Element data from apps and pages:
-- Opening Marker --

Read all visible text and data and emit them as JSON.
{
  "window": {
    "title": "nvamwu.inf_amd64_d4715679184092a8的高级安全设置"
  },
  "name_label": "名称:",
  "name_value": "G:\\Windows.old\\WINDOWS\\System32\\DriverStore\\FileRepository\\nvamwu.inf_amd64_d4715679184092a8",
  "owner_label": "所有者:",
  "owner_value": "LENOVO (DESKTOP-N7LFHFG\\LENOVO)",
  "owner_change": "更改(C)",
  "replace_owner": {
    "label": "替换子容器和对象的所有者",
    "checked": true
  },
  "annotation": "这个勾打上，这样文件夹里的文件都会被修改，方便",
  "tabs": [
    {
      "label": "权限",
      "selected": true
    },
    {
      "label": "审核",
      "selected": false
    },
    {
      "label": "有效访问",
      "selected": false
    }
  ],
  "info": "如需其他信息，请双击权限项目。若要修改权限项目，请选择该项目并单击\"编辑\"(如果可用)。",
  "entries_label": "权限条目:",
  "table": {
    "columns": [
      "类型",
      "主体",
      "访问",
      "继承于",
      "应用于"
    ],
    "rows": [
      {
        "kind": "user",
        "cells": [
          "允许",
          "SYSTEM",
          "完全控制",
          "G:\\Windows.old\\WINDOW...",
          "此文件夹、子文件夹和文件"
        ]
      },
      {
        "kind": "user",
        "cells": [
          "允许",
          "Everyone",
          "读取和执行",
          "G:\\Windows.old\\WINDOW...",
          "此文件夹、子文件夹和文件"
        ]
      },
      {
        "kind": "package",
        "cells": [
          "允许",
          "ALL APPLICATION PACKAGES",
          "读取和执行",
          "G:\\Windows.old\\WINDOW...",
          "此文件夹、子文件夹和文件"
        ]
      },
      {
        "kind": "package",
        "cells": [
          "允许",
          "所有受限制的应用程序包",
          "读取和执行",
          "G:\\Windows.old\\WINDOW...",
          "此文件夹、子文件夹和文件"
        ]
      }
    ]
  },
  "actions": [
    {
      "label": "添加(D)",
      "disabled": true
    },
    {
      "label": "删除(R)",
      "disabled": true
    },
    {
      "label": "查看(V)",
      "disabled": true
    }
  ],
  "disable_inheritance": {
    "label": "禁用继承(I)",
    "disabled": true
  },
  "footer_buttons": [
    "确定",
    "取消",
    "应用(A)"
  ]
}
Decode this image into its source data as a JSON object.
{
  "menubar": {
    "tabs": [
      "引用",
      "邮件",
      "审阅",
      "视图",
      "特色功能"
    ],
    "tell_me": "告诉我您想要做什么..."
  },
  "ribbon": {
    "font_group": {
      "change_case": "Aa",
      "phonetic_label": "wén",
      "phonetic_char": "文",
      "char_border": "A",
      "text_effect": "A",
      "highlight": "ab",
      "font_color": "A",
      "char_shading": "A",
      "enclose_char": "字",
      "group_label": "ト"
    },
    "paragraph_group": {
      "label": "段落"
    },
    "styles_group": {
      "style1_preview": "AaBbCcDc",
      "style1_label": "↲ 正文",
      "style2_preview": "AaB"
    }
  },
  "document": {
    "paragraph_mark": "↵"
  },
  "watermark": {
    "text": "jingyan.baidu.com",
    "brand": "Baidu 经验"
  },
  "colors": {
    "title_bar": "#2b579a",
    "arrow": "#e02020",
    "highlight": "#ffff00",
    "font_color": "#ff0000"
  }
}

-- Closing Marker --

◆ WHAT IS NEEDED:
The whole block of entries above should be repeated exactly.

◆ EXPECTED OUTPUT:
Read all visible text and data and emit them as JSON.
{
  "window": {
    "title": "nvamwu.inf_amd64_d4715679184092a8的高级安全设置"
  },
  "name_label": "名称:",
  "name_value": "G:\\Windows.old\\WINDOWS\\System32\\DriverStore\\FileRepository\\nvamwu.inf_amd64_d4715679184092a8",
  "owner_label": "所有者:",
  "owner_value": "LENOVO (DESKTOP-N7LFHFG\\LENOVO)",
  "owner_change": "更改(C)",
  "replace_owner": {
    "label": "替换子容器和对象的所有者",
    "checked": true
  },
  "annotation": "这个勾打上，这样文件夹里的文件都会被修改，方便",
  "tabs": [
    {
      "label": "权限",
      "selected": true
    },
    {
      "label": "审核",
      "selected": false
    },
    {
      "label": "有效访问",
      "selected": false
    }
  ],
  "info": "如需其他信息，请双击权限项目。若要修改权限项目，请选择该项目并单击\"编辑\"(如果可用)。",
  "entries_label": "权限条目:",
  "table": {
    "columns": [
      "类型",
      "主体",
      "访问",
      "继承于",
      "应用于"
    ],
    "rows": [
      {
        "kind": "user",
        "cells": [
          "允许",
          "SYSTEM",
          "完全控制",
          "G:\\Windows.old\\WINDOW...",
          "此文件夹、子文件夹和文件"
        ]
      },
      {
        "kind": "user",
        "cells": [
          "允许",
          "Everyone",
          "读取和执行",
          "G:\\Windows.old\\WINDOW...",
          "此文件夹、子文件夹和文件"
        ]
      },
      {
        "kind": "package",
        "cells": [
          "允许",
          "ALL APPLICATION PACKAGES",
          "读取和执行",
          "G:\\Windows.old\\WINDOW...",
          "此文件夹、子文件夹和文件"
        ]
      },
      {
        "kind": "package",
        "cells": [
          "允许",
          "所有受限制的应用程序包",
          "读取和执行",
          "G:\\Windows.old\\WINDOW...",
          "此文件夹、子文件夹和文件"
        ]
      }
    ]
  },
  "actions": [
    {
      "label": "添加(D)",
      "disabled": true
    },
    {
      "label": "删除(R)",
      "disabled": true
    },
    {
      "label": "查看(V)",
      "disabled": true
    }
  ],
  "disable_inheritance": {
    "label": "禁用继承(I)",
    "disabled": true
  },
  "footer_buttons": [
    "确定",
    "取消",
    "应用(A)"
  ]
}
Decode this image into its source data as a JSON object.
{
  "menubar": {
    "tabs": [
      "引用",
      "邮件",
      "审阅",
      "视图",
      "特色功能"
    ],
    "tell_me": "告诉我您想要做什么..."
  },
  "ribbon": {
    "font_group": {
      "change_case": "Aa",
      "phonetic_label": "wén",
      "phonetic_char": "文",
      "char_border": "A",
      "text_effect": "A",
      "highlight": "ab",
      "font_color": "A",
      "char_shading": "A",
      "enclose_char": "字",
      "group_label": "ト"
    },
    "paragraph_group": {
      "label": "段落"
    },
    "styles_group": {
      "style1_preview": "AaBbCcDc",
      "style1_label": "↲ 正文",
      "style2_preview": "AaB"
    }
  },
  "document": {
    "paragraph_mark": "↵"
  },
  "watermark": {
    "text": "jingyan.baidu.com",
    "brand": "Baidu 经验"
  },
  "colors": {
    "title_bar": "#2b579a",
    "arrow": "#e02020",
    "highlight": "#ffff00",
    "font_color": "#ff0000"
  }
}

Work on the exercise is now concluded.